Azealia Banks has spent the past three years as a cautionary tale. Exploding onto the scene in 2011 with her single “212,” she quickly wasted her acclaim and goodwill by sparking public feuds seemingly every other week. But Broke With Expensive Taste acts as retroactive justification for her inability to always work well with others. It’s as uncompromising and individual as a debut album can be. It explodes with sounds, globe-trotting the musical world to pick the best styles and foreign accents. Even though the album can go off the rails, there are no awkward fits. From the screaming chorus of “Yung Rapunxel” to the vogue pop of “Chasing Time” to the utterly bizarre, surf rock collab with L.A. weirdo Ariel Pink (“Nude Beach A Go Go”), it all flows together and connects organically.
The global nature of this project shouldn’t betray that it’s truly a New York album. In an era when the mecca of hip-hop has been reduced to an antique store, Broke With Expensive Taste pushes the city into the new millennium. Banks hosts a rapping clinic for starry-eyed strugglers throughout the entire album. Her brash delivery, paired with syllabic layering, is reminiscent of fellow Harlem rapper Cam’ron. It’s a connection to the city’s golden past without falling dependent on it. Instead, the album searches for a modern, schizophrenic sound and tone more accurately drawn from New York’s eclectic verve.
That ethos immediately shines through on the album’s first quarter. Opening track “Idle Delilah” starts as a minimal dance beat before slowly adding more elements until it bursts at the seams. “Chasing Time” is an up-tempo, party-rap track that soon morphs into a Latin salsa jam. Next up is “Desperado,” a blunted, jazzy, boom bap loop that glitches apart halfway through. The sinewy glue keeping all these elements intertwined is, quite obviously but also significantly, Azealia Banks herself, rapping her ass off, displaying songwriting skills beyond her age and switching between singing and rapping so flawlessly that it should make pop rap superstars like Drake and Nicki Minaj a little uneasy.

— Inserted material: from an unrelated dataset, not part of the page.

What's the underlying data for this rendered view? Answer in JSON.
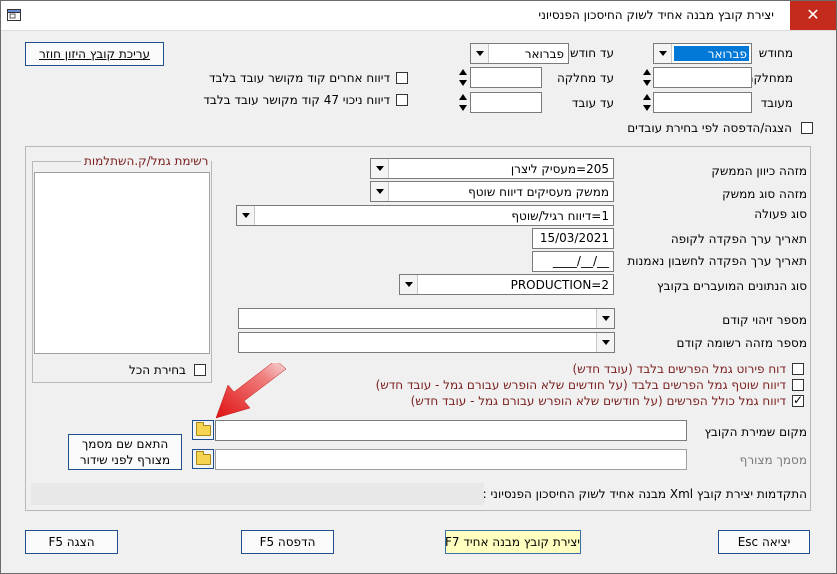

Broke With Expensive Taste is a tremendous debut stuffed with ideas, but it’s also a bold statement about what music can be in 2014. The last few years have seen a glut of incredibly talented female rappers from all parts of the country. Yet for all the prospects, no focal point or landmark album has torn the gates open. For this whole year, it looked like it was going to be Nicki Minaj’s The Pink Print, supposedly a “blueprint” of sorts for female rappers going forward. While we’re still waiting on that, it looks like Banks beat her to the punch. Broke With Expensive Taste is a genre-breaking (not “bending,” but breaking) tour de force that paves the way for all female rappers, who should look and sound like anything they want to.
4 out of 5
You can purchase Broke With Expensive Taste on Amazon.